“Miss Dickinson was absolutely indifferent to form and rule, She used rhyme when it came handy, and she ruthlessly abandoned it when it did not. She fell back on assonance.” Anonymous
“…in a great deal of her work there is a kind of perfection in imperfection…rhyme which is not a rhyme…a kind of imaginative triumph.” Miles London Mercury
“She had no life except that of imagination.” Lowell
Our third characteristic is brevity and spontaneity through symbolism and imagery.
Comments of critics, colleagues and herself.
“Her poems are remarkable for their condensation.” Foerster
“Few of the poems are long but none of the short, quick impulses of intense feeling or poignant thought can be called fragments. They are each a compassed whole, a sharply finished point...” William Dean Howells
“Beyond any doubt, to Miss Dickinson must be ascribed this cardinal literary virtue, Spontaneity – the birth-right gift of the lyric poet…”

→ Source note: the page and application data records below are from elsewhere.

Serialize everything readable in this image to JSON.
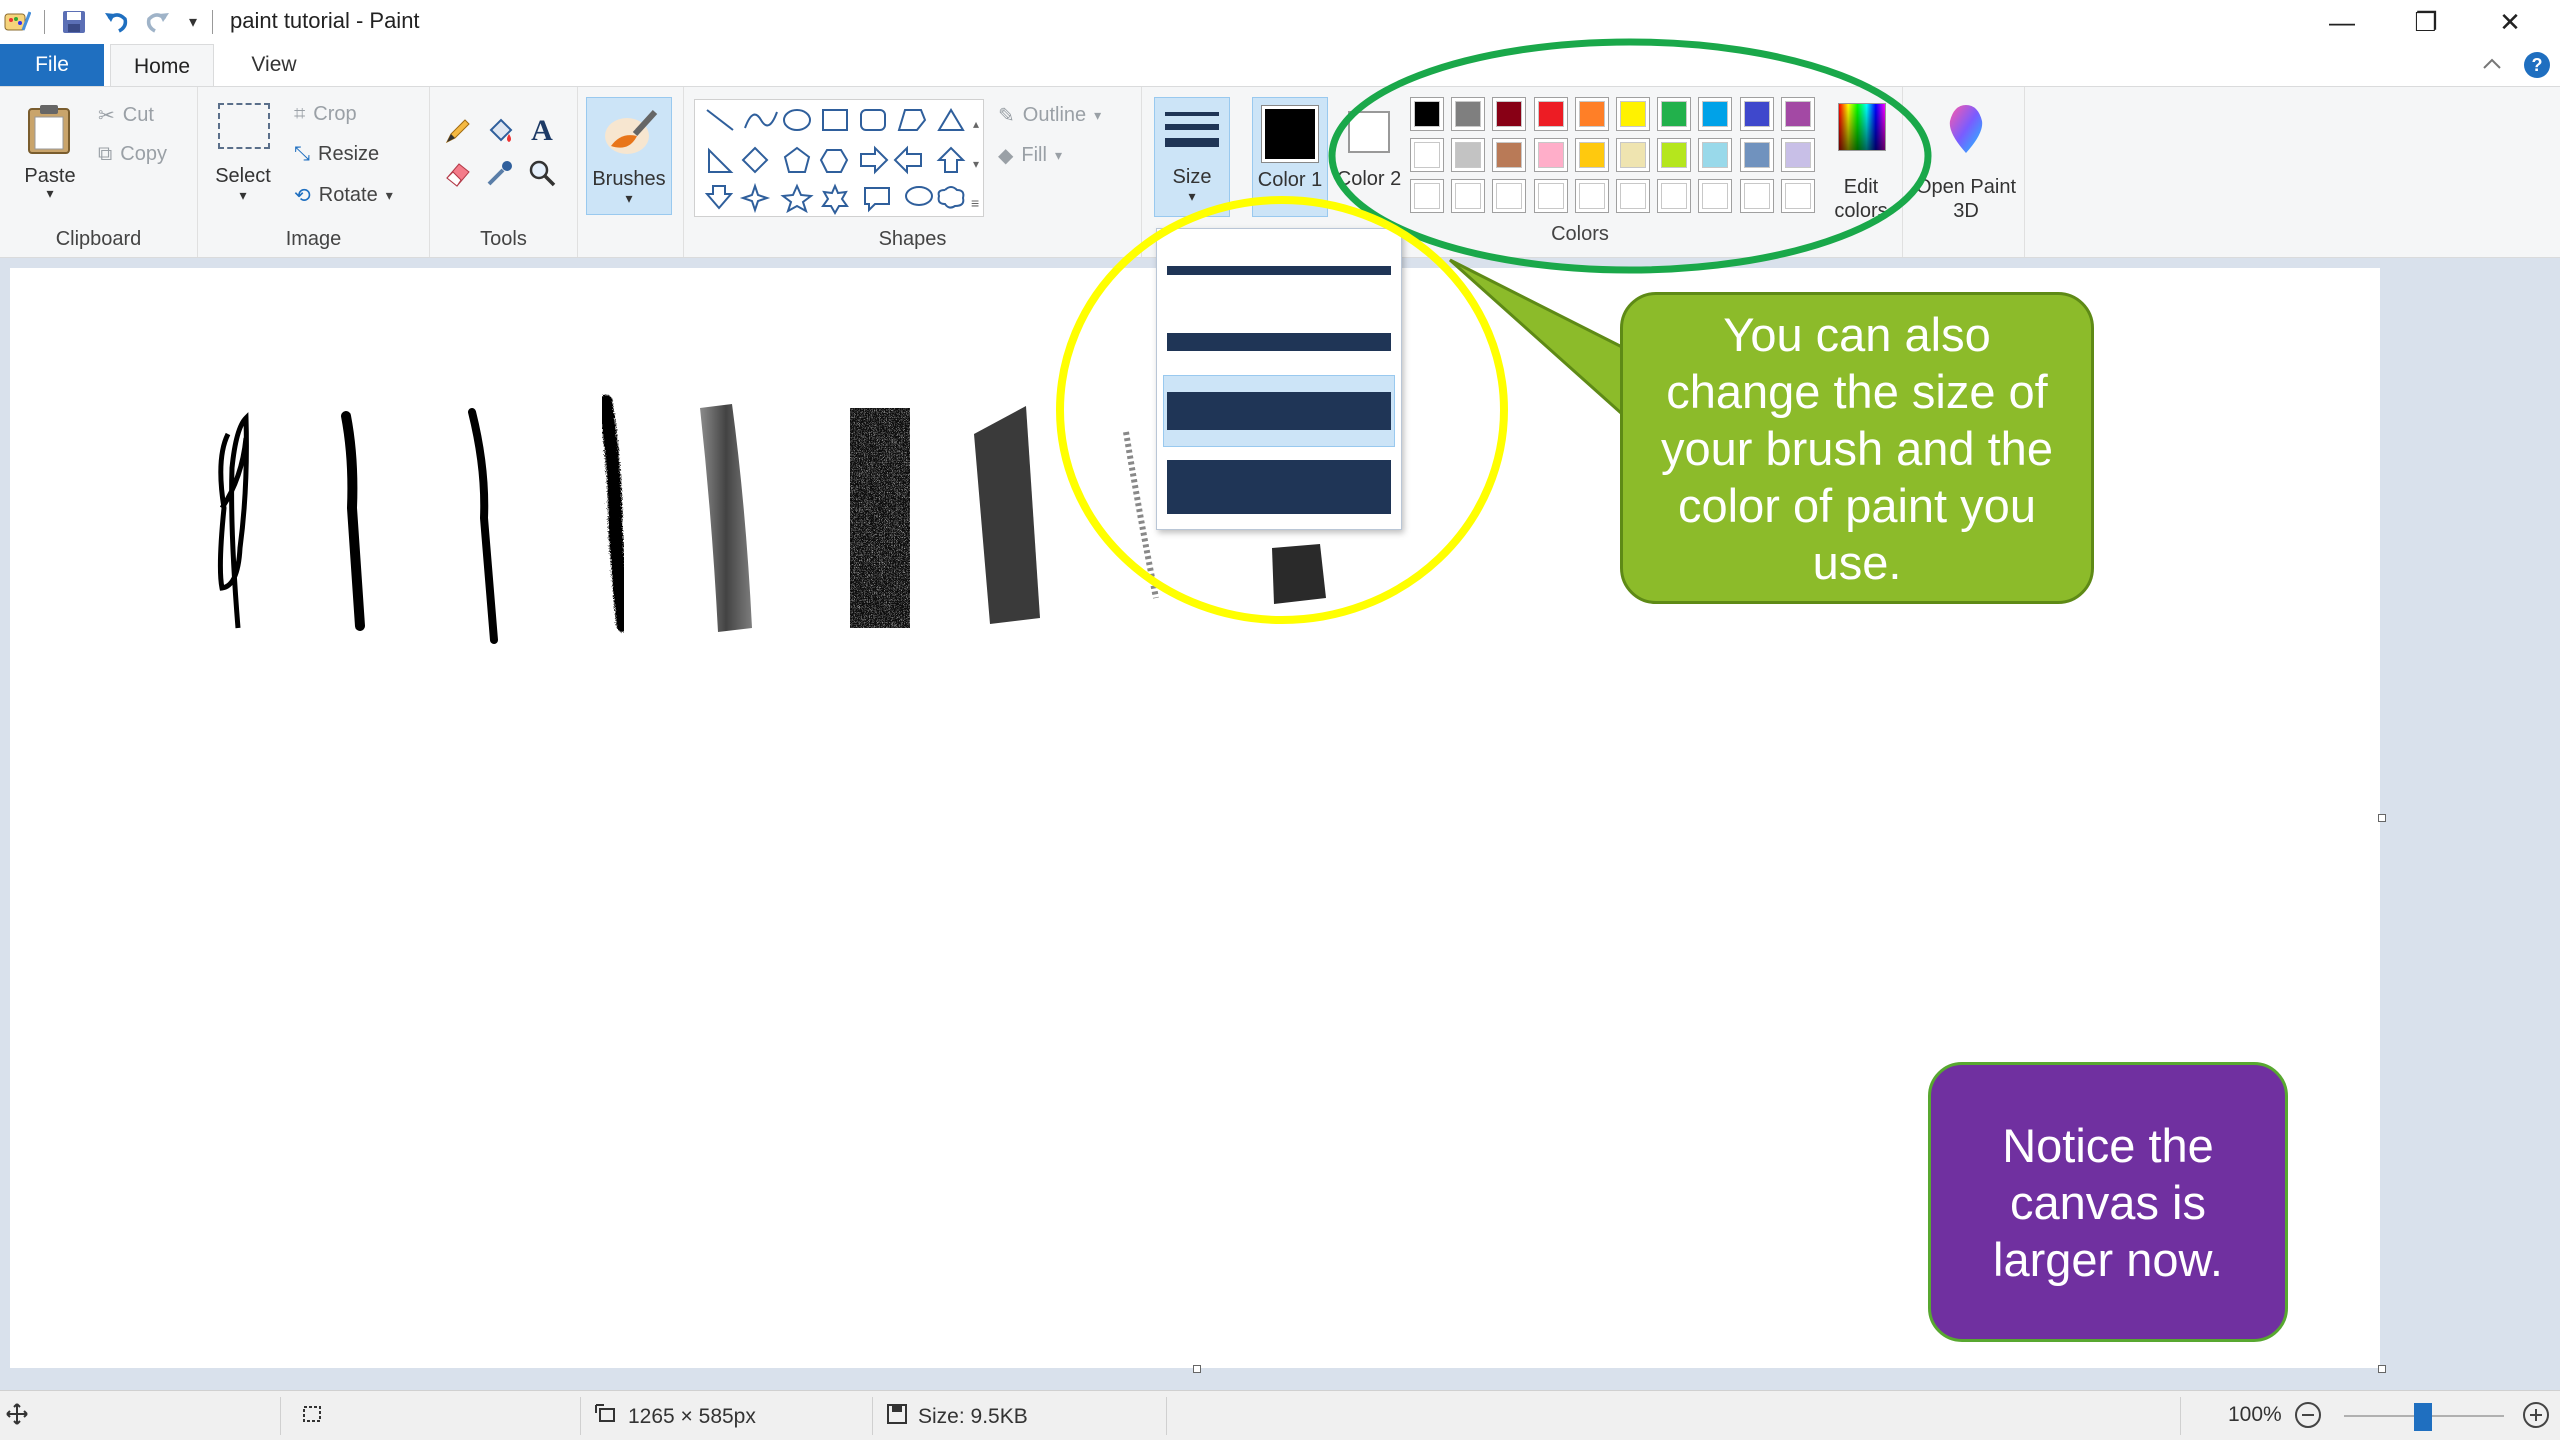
{
  "app": {
    "title": "paint tutorial - Paint"
  },
  "quick_access": {
    "save_icon": "save-icon",
    "undo_icon": "undo-icon",
    "redo_icon": "redo-icon",
    "customize_icon": "chevron-down-icon"
  },
  "window_controls": {
    "minimize": "—",
    "restore": "❐",
    "close": "✕"
  },
  "tabs": {
    "file": "File",
    "home": "Home",
    "view": "View",
    "collapse": "^",
    "help": "?"
  },
  "ribbon": {
    "clipboard": {
      "label": "Clipboard",
      "paste": "Paste",
      "cut": "Cut",
      "copy": "Copy"
    },
    "image": {
      "label": "Image",
      "select": "Select",
      "crop": "Crop",
      "resize": "Resize",
      "rotate": "Rotate"
    },
    "tools": {
      "label": "Tools"
    },
    "brushes": {
      "label": "Brushes"
    },
    "shapes": {
      "label": "Shapes",
      "outline": "Outline",
      "fill": "Fill"
    },
    "size": {
      "label": "Size"
    },
    "colors": {
      "label": "Colors",
      "color1": "Color 1",
      "color2": "Color 2",
      "edit_colors": "Edit colors",
      "palette_row1": [
        "#000000",
        "#7f7f7f",
        "#880015",
        "#ed1c24",
        "#ff7f27",
        "#fff200",
        "#22b14c",
        "#00a2e8",
        "#3f48cc",
        "#a349a4"
      ],
      "palette_row2": [
        "#ffffff",
        "#c3c3c3",
        "#b97a57",
        "#ffaec9",
        "#ffc90e",
        "#efe4b0",
        "#b5e61d",
        "#99d9ea",
        "#7092be",
        "#c8bfe7"
      ],
      "primary": "#000000",
      "secondary": "#ffffff"
    },
    "paint3d": {
      "label": "Open Paint 3D"
    }
  },
  "size_dropdown": {
    "options": [
      1,
      3,
      5,
      8
    ],
    "selected_index": 2
  },
  "callouts": {
    "size_color": "You can also change the size of your brush and the color of paint you use.",
    "canvas": "Notice the canvas is larger now."
  },
  "status": {
    "canvas_size": "1265 × 585px",
    "file_size": "Size: 9.5KB",
    "zoom": "100%",
    "zoom_level": 1.0
  },
  "colors": {
    "accent": "#1f6fc0",
    "highlight_yellow": "#ffff00",
    "highlight_green": "#1aa84a",
    "callout_green": "#8cbb2a",
    "callout_purple": "#7030a0",
    "brush_blue": "#1f3556"
  }
}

“For some critics they will always appear too bare, bleak and fragmentary. They have no trappings, only here and there a shred of purple...until she becomes what one might call an epigrammatic symbolist.” Aiken
“A symbolist of the symbolists, she is with them a reviver and establisher of the religious sentiment.” Bliss Carmen
“ the poem beginning by clocks is technically a mystical poem: that is, it endeavors to render an experience, the rapt contemplation, eternal, and immovable…”
In F. S. Flint’s Criteria for an Imagist Poem 1) direct treatment of the object, 2) brevity-“use no word that does not contribute to the presentation, and 3) “compose in the sequence of a musical phrase. Dickinson deals in all three as in:
Our fourth characteristic is pungent satire, irony, and humor.
Comments from critics, colleagues and herself.
“In a way the failure of the mask (of cautiously cultivated self-effacements)constitutes the ultimate irony about Emily Dickinson. No longer the mistress of her response, she now becomes the victim of an irony – not one that she has created, but one which exists at her expense.” Griffith
“Irony used by Emily Dickinson…is a carefully composed mask which one slips between one’s self and the external world.” Griffith
“The unspoken assumption of the irony is the poet’s refusal to shrink from contact with this freckled world.” Gelpi
We close with this: “The stray health of genius came to the support of this hermit’s instinct, and preserved her to the end of life sweet and blithe and contented in that innocent nun-like existence in which she chose to be immured. Her own room served her for native land, and in the painted garden beyond her window-sill was foreign travel enough for her. For that frugal soul, the universe of experience was bounded by the blue hills of a new England valley.” Bliss Carmen